As part of a journey to strengthen our culture of inclusion, we began writing quarterly editorials last year designed to stimulate conversation about relevant and sometimes challenging topics. The idea is that healthy and open dialogue is an essential prerequisite to breaking down the barriers to inclusion. We are energized by the feedback to date, and are excited to continue this conversation into a second year.
To kick off this year’s series, I commented on an article I recently read on the website of one of our partners, the Ellevate Network: “Sheryl Sandberg Just Nailed a Subtle Way Men Hold Women’s Careers Back.”
The article reflects on how men can feel uncomfortable spending one-on-one time with the women with whom they work. As a result, they avoid dinners and other out-of-work events with women, thus limiting important networking (and presumably many other learning) opportunities for women at work. That struck a chord with me.
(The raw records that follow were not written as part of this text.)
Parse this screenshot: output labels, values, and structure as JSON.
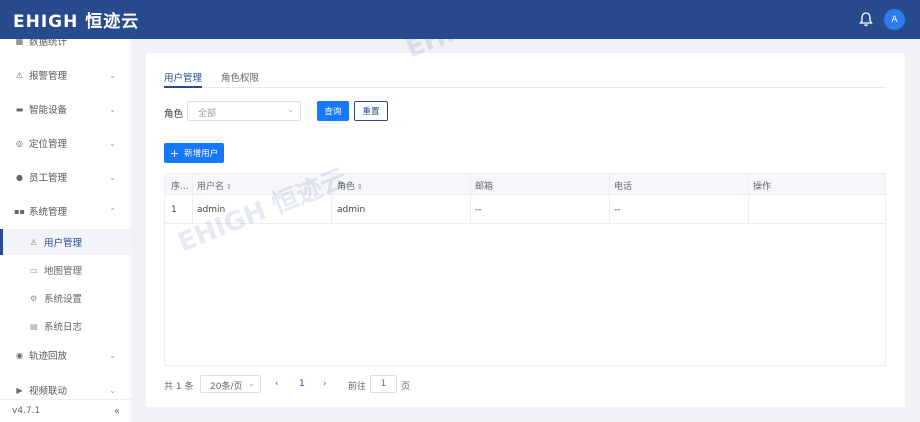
{
  "header": {
    "logo_text": "EHIGH 恒迹云",
    "avatar_letter": "A",
    "bell_icon": "bell-icon"
  },
  "sidebar": {
    "items": [
      {
        "label": "数据统计",
        "icon": "chart-icon"
      },
      {
        "label": "报警管理",
        "icon": "alarm-icon"
      },
      {
        "label": "智能设备",
        "icon": "device-icon"
      },
      {
        "label": "定位管理",
        "icon": "location-icon"
      },
      {
        "label": "员工管理",
        "icon": "person-icon"
      },
      {
        "label": "系统管理",
        "icon": "grid-icon"
      }
    ],
    "sub_items": [
      {
        "label": "用户管理",
        "icon": "user-icon"
      },
      {
        "label": "地图管理",
        "icon": "map-icon"
      },
      {
        "label": "系统设置",
        "icon": "gear-icon"
      },
      {
        "label": "系统日志",
        "icon": "doc-icon"
      }
    ],
    "items_after": [
      {
        "label": "轨迹回放",
        "icon": "track-icon"
      },
      {
        "label": "视频联动",
        "icon": "video-icon"
      }
    ],
    "version": "v4.7.1",
    "collapse_icon": "double-chevron-left-icon"
  },
  "tabs": [
    "用户管理",
    "角色权限"
  ],
  "filter": {
    "role_label": "角色",
    "role_value": "全部",
    "query_label": "查询",
    "reset_label": "重置"
  },
  "add_button_label": "新增用户",
  "table": {
    "headers": [
      "序...",
      "用户名",
      "角色",
      "邮箱",
      "电话",
      "操作"
    ],
    "rows": [
      [
        "1",
        "admin",
        "admin",
        "--",
        "--",
        ""
      ]
    ]
  },
  "pager": {
    "total": "共 1 条",
    "page_size": "20条/页",
    "current_page": "1",
    "goto_label": "前往",
    "goto_value": "1",
    "page_suffix": "页"
  },
  "watermark_text": "EHIGH 恒迹云",
  "colors": {
    "header_bg": "#274b8c",
    "primary": "#1677ff",
    "avatar": "#2d7cf0"
  }
}
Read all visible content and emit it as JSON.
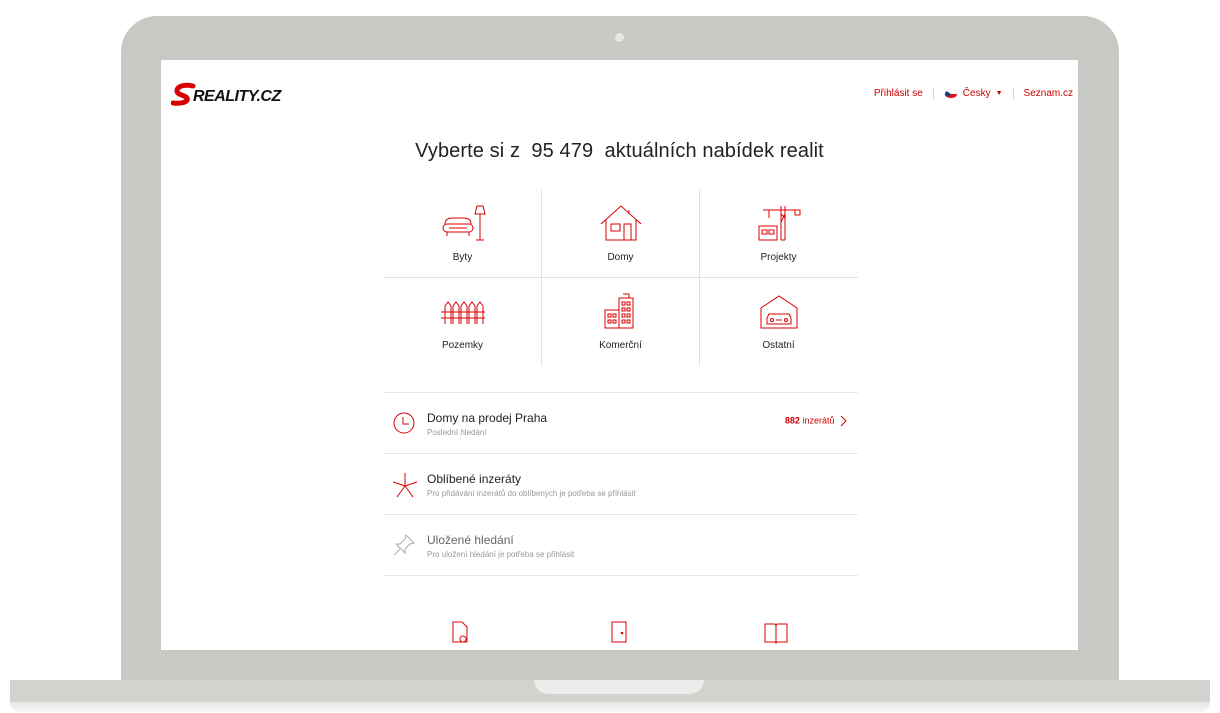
{
  "brand": {
    "logo_text": "SREALITY.CZ",
    "accent": "#cc0000"
  },
  "topnav": {
    "login": "Přihlásit se",
    "language": "Česky",
    "portal": "Seznam.cz"
  },
  "headline": {
    "prefix": "Vyberte si z",
    "count": "95 479",
    "suffix": "aktuálních nabídek realit"
  },
  "categories": [
    {
      "label": "Byty",
      "icon": "armchair-lamp-icon"
    },
    {
      "label": "Domy",
      "icon": "house-icon"
    },
    {
      "label": "Projekty",
      "icon": "crane-icon"
    },
    {
      "label": "Pozemky",
      "icon": "fence-icon"
    },
    {
      "label": "Komerční",
      "icon": "office-building-icon"
    },
    {
      "label": "Ostatní",
      "icon": "garage-car-icon"
    }
  ],
  "list": [
    {
      "title": "Domy na prodej Praha",
      "subtitle": "Poslední hledání",
      "count": "882",
      "count_suffix": "inzerátů",
      "icon": "clock-icon"
    },
    {
      "title": "Oblíbené inzeráty",
      "subtitle": "Pro přidávání inzerátů do oblíbených je potřeba se přihlásit",
      "icon": "star-icon"
    },
    {
      "title": "Uložené hledání",
      "subtitle": "Pro uložení hledání je potřeba se přihlásit",
      "icon": "pin-icon"
    }
  ]
}
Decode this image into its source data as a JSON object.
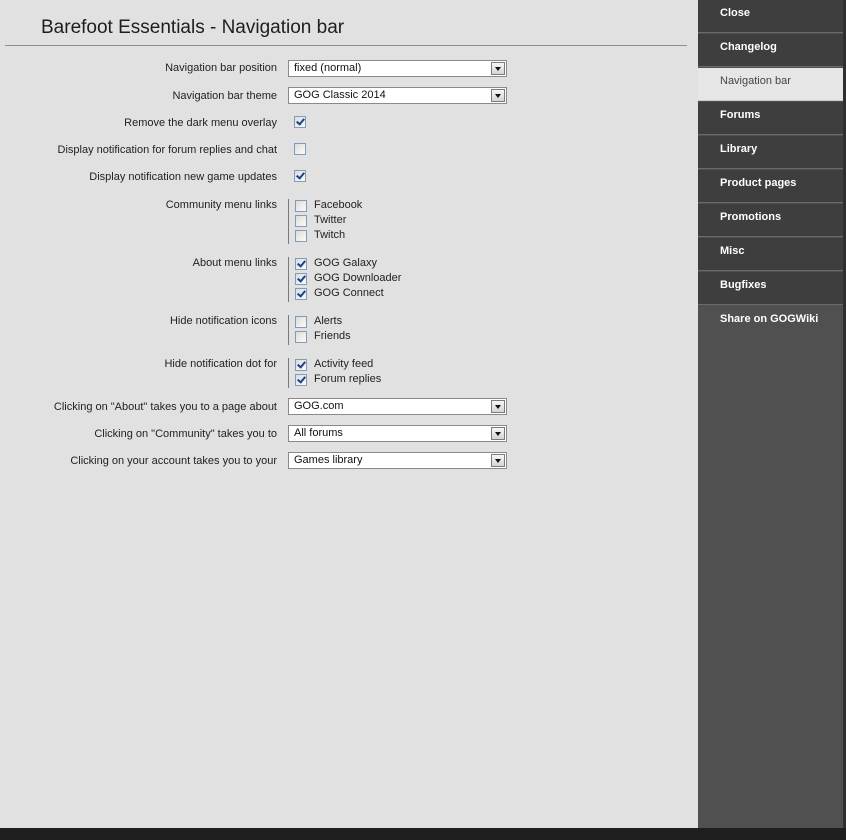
{
  "page": {
    "title": "Barefoot Essentials - Navigation bar"
  },
  "settings": {
    "nav_position": {
      "label": "Navigation bar position",
      "value": "fixed (normal)"
    },
    "nav_theme": {
      "label": "Navigation bar theme",
      "value": "GOG Classic 2014"
    },
    "remove_overlay": {
      "label": "Remove the dark menu overlay",
      "checked": true
    },
    "notify_forum": {
      "label": "Display notification for forum replies and chat",
      "checked": false
    },
    "notify_updates": {
      "label": "Display notification new game updates",
      "checked": true
    },
    "community_links": {
      "label": "Community menu links",
      "items": [
        {
          "label": "Facebook",
          "checked": false
        },
        {
          "label": "Twitter",
          "checked": false
        },
        {
          "label": "Twitch",
          "checked": false
        }
      ]
    },
    "about_links": {
      "label": "About menu links",
      "items": [
        {
          "label": "GOG Galaxy",
          "checked": true
        },
        {
          "label": "GOG Downloader",
          "checked": true
        },
        {
          "label": "GOG Connect",
          "checked": true
        }
      ]
    },
    "hide_icons": {
      "label": "Hide notification icons",
      "items": [
        {
          "label": "Alerts",
          "checked": false
        },
        {
          "label": "Friends",
          "checked": false
        }
      ]
    },
    "hide_dot": {
      "label": "Hide notification dot for",
      "items": [
        {
          "label": "Activity feed",
          "checked": true
        },
        {
          "label": "Forum replies",
          "checked": true
        }
      ]
    },
    "about_target": {
      "label": "Clicking on \"About\" takes you to a page about",
      "value": "GOG.com"
    },
    "community_target": {
      "label": "Clicking on \"Community\" takes you to",
      "value": "All forums"
    },
    "account_target": {
      "label": "Clicking on your account takes you to your",
      "value": "Games library"
    }
  },
  "sidebar": {
    "items": [
      {
        "label": "Close"
      },
      {
        "label": "Changelog"
      },
      {
        "label": "Navigation bar",
        "active": true
      },
      {
        "label": "Forums"
      },
      {
        "label": "Library"
      },
      {
        "label": "Product pages"
      },
      {
        "label": "Promotions"
      },
      {
        "label": "Misc"
      },
      {
        "label": "Bugfixes"
      },
      {
        "label": "Share on GOGWiki"
      }
    ]
  }
}
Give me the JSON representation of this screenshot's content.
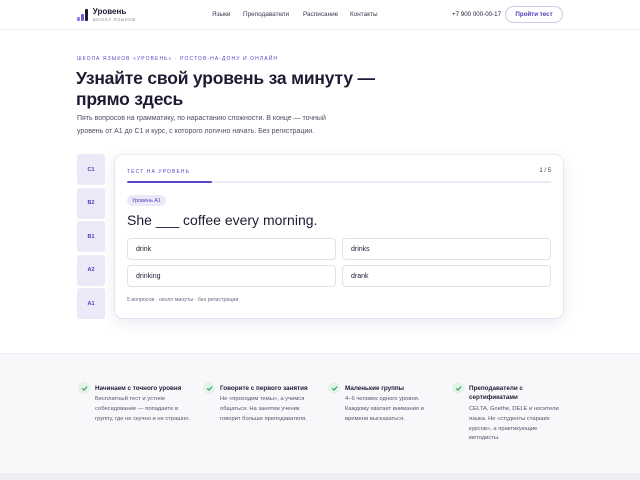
{
  "brand": {
    "name": "Уровень",
    "tagline": "ШКОЛА ЯЗЫКОВ",
    "colors": [
      "#1d1b33",
      "#5548c8",
      "#8a7de6"
    ]
  },
  "nav": {
    "items": [
      "Языки",
      "Преподаватели",
      "Расписание",
      "Контакты"
    ]
  },
  "header": {
    "phone": "+7 900 000-00-17",
    "cta_label": "Пройти тест"
  },
  "hero": {
    "eyebrow": "ШКОЛА ЯЗЫКОВ «УРОВЕНЬ» · РОСТОВ-НА-ДОНУ И ОНЛАЙН",
    "headline": "Узнайте свой уровень за минуту — прямо здесь",
    "lead": "Пять вопросов на грамматику, по нарастанию сложности. В конце — точный уровень от A1 до C1 и курс, с которого логично начать. Без регистрации."
  },
  "levels": [
    "C1",
    "B2",
    "B1",
    "A2",
    "A1"
  ],
  "quiz": {
    "title": "ТЕСТ НА УРОВЕНЬ",
    "counter": "1 / 5",
    "progress": 0.2,
    "level_chip": "Уровень A1",
    "question": "She ___ coffee every morning.",
    "options": [
      "drink",
      "drinks",
      "drinking",
      "drank"
    ],
    "footer": "5 вопросов · около минуты · без регистрации"
  },
  "features": [
    {
      "title": "Начинаем с точного уровня",
      "text": "Бесплатный тест и устное собеседование — попадаете в группу, где не скучно и не страшно."
    },
    {
      "title": "Говорите с первого занятия",
      "text": "Не «проходим темы», а учимся общаться. На занятии ученик говорит больше преподавателя."
    },
    {
      "title": "Маленькие группы",
      "text": "4–6 человек одного уровня. Каждому хватает внимания и времени высказаться."
    },
    {
      "title": "Преподаватели с сертификатами",
      "text": "CELTA, Goethe, DELE и носители языка. Не «студенты старших курсов», а практикующие методисты."
    }
  ],
  "icons": {
    "check": "check-icon",
    "logo": "bars-logo-icon"
  }
}
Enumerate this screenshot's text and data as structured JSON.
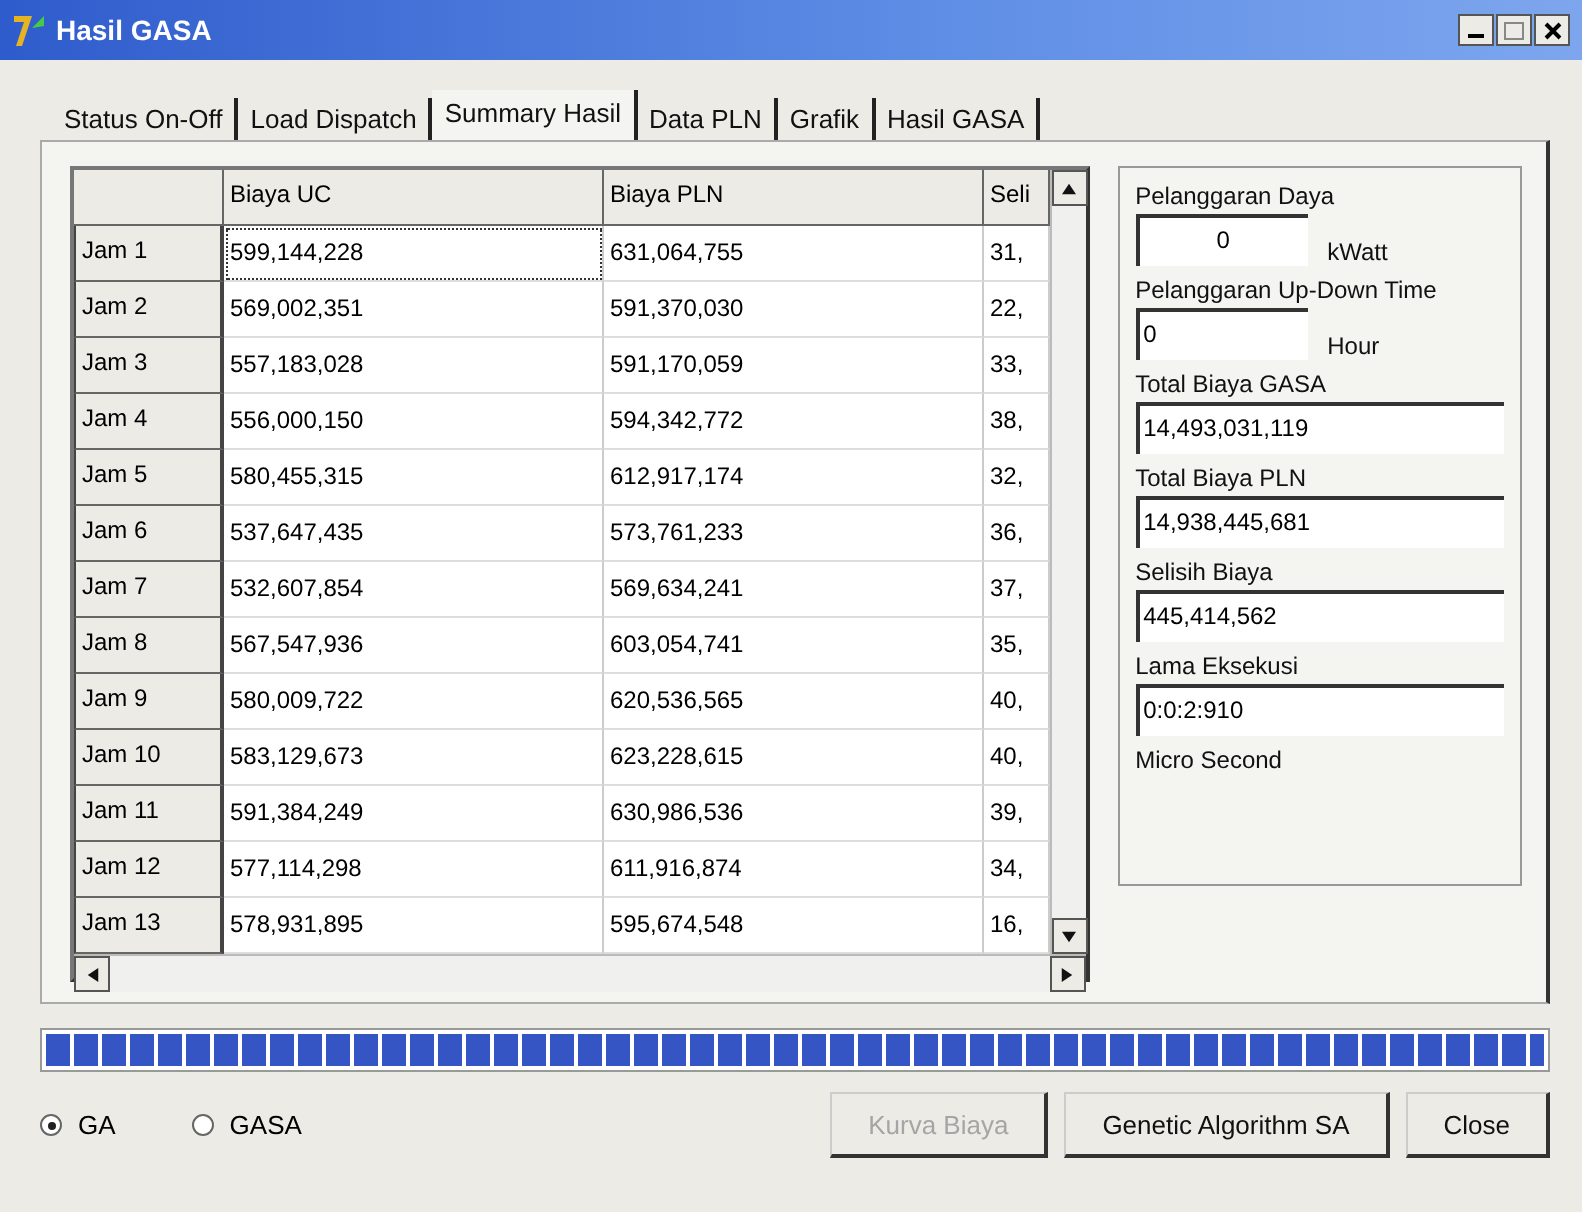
{
  "window": {
    "title": "Hasil GASA"
  },
  "tabs": [
    {
      "label": "Status On-Off",
      "selected": false
    },
    {
      "label": "Load Dispatch",
      "selected": false
    },
    {
      "label": "Summary Hasil",
      "selected": true
    },
    {
      "label": "Data PLN",
      "selected": false
    },
    {
      "label": "Grafik",
      "selected": false
    },
    {
      "label": "Hasil GASA",
      "selected": false
    }
  ],
  "table": {
    "columns": [
      "Biaya UC",
      "Biaya PLN",
      "Seli"
    ],
    "rows": [
      {
        "label": "Jam 1",
        "cells": [
          "599,144,228",
          "631,064,755",
          "31,"
        ],
        "focused_cell": true
      },
      {
        "label": "Jam 2",
        "cells": [
          "569,002,351",
          "591,370,030",
          "22,"
        ],
        "focused_cell": false
      },
      {
        "label": "Jam 3",
        "cells": [
          "557,183,028",
          "591,170,059",
          "33,"
        ],
        "focused_cell": false
      },
      {
        "label": "Jam 4",
        "cells": [
          "556,000,150",
          "594,342,772",
          "38,"
        ],
        "focused_cell": false
      },
      {
        "label": "Jam 5",
        "cells": [
          "580,455,315",
          "612,917,174",
          "32,"
        ],
        "focused_cell": false
      },
      {
        "label": "Jam 6",
        "cells": [
          "537,647,435",
          "573,761,233",
          "36,"
        ],
        "focused_cell": false
      },
      {
        "label": "Jam 7",
        "cells": [
          "532,607,854",
          "569,634,241",
          "37,"
        ],
        "focused_cell": false
      },
      {
        "label": "Jam 8",
        "cells": [
          "567,547,936",
          "603,054,741",
          "35,"
        ],
        "focused_cell": false
      },
      {
        "label": "Jam 9",
        "cells": [
          "580,009,722",
          "620,536,565",
          "40,"
        ],
        "focused_cell": false
      },
      {
        "label": "Jam 10",
        "cells": [
          "583,129,673",
          "623,228,615",
          "40,"
        ],
        "focused_cell": false
      },
      {
        "label": "Jam 11",
        "cells": [
          "591,384,249",
          "630,986,536",
          "39,"
        ],
        "focused_cell": false
      },
      {
        "label": "Jam 12",
        "cells": [
          "577,114,298",
          "611,916,874",
          "34,"
        ],
        "focused_cell": false
      },
      {
        "label": "Jam 13",
        "cells": [
          "578,931,895",
          "595,674,548",
          "16,"
        ],
        "focused_cell": false
      }
    ]
  },
  "summary": [
    {
      "kind": "unit",
      "label": "Pelanggaran Daya",
      "value": "0",
      "unit": "kWatt",
      "centered": true
    },
    {
      "kind": "unit",
      "label": "Pelanggaran Up-Down Time",
      "value": "0",
      "unit": "Hour",
      "centered": false
    },
    {
      "kind": "field",
      "label": "Total Biaya GASA",
      "value": "14,493,031,119"
    },
    {
      "kind": "field",
      "label": "Total Biaya PLN",
      "value": "14,938,445,681"
    },
    {
      "kind": "field",
      "label": "Selisih Biaya",
      "value": "445,414,562"
    },
    {
      "kind": "field",
      "label": "Lama Eksekusi",
      "value": "0:0:2:910"
    },
    {
      "kind": "note",
      "label": "Micro Second"
    }
  ],
  "progress": {
    "level": 1
  },
  "radios": [
    {
      "label": "GA",
      "selected": true
    },
    {
      "label": "GASA",
      "selected": false
    }
  ],
  "buttons": [
    {
      "label": "Kurva Biaya",
      "disabled": true
    },
    {
      "label": "Genetic Algorithm SA",
      "disabled": false
    },
    {
      "label": "Close",
      "disabled": false
    }
  ]
}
In consulting, and especially here at West Monroe, doing great work is not enough. Our success depends on teams, not individuals. Relationships matter and are vitally important to one’s career success.
However, as much as I believe in the importance of mentoring and networking, I also understand it doesn’t always feel comfortable – and typically that’s related to the activity itself more than the people participating in the activity. Dinners between male and female colleagues are an oft-cited example, but gatherings at bars can be uncomfortable for those who don’t drink, or large group outings can be difficult for introverts.
In this piece, I discuss recommendations to ensure we create an environment where all colleagues feel they have an equal chance to develop professional relationships. I also invited Kelsey Braak, a manager in our Operations Excellence practice and a member of our Inclusion and Diversity advisory committee, to contribute her personal perspective.
This issue is largely a silent challenge, and we know we won’t be able to fix it without an open dialog. With that in mind, I welcome your questions and input in the comments below or via email.